- Task requirements: Every record, from the first to the last, is to be printed again exactly.

- Data supplied:

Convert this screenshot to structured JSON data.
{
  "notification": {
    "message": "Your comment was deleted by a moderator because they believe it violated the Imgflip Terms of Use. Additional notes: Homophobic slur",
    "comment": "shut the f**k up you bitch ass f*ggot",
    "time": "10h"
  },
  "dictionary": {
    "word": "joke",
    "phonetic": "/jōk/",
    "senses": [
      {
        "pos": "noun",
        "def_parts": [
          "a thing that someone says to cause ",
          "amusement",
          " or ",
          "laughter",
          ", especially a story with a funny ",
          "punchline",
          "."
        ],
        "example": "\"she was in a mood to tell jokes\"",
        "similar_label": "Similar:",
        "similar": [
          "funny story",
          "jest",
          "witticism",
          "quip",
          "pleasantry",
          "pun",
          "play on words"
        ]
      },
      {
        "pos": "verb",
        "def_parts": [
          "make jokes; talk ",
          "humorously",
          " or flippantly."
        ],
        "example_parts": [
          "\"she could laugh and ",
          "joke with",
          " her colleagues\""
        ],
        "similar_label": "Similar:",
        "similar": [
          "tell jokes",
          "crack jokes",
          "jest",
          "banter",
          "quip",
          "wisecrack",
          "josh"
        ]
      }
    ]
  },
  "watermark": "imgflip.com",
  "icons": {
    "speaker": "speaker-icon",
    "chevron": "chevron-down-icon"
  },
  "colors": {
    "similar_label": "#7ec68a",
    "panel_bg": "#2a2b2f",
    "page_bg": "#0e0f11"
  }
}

- Worked solution:
Convert this screenshot to structured JSON data.
{
  "notification": {
    "message": "Your comment was deleted by a moderator because they believe it violated the Imgflip Terms of Use. Additional notes: Homophobic slur",
    "comment": "shut the f**k up you bitch ass f*ggot",
    "time": "10h"
  },
  "dictionary": {
    "word": "joke",
    "phonetic": "/jōk/",
    "senses": [
      {
        "pos": "noun",
        "def_parts": [
          "a thing that someone says to cause ",
          "amusement",
          " or ",
          "laughter",
          ", especially a story with a funny ",
          "punchline",
          "."
        ],
        "example": "\"she was in a mood to tell jokes\"",
        "similar_label": "Similar:",
        "similar": [
          "funny story",
          "jest",
          "witticism",
          "quip",
          "pleasantry",
          "pun",
          "play on words"
        ]
      },
      {
        "pos": "verb",
        "def_parts": [
          "make jokes; talk ",
          "humorously",
          " or flippantly."
        ],
        "example_parts": [
          "\"she could laugh and ",
          "joke with",
          " her colleagues\""
        ],
        "similar_label": "Similar:",
        "similar": [
          "tell jokes",
          "crack jokes",
          "jest",
          "banter",
          "quip",
          "wisecrack",
          "josh"
        ]
      }
    ]
  },
  "watermark": "imgflip.com",
  "icons": {
    "speaker": "speaker-icon",
    "chevron": "chevron-down-icon"
  },
  "colors": {
    "similar_label": "#7ec68a",
    "panel_bg": "#2a2b2f",
    "page_bg": "#0e0f11"
  }
}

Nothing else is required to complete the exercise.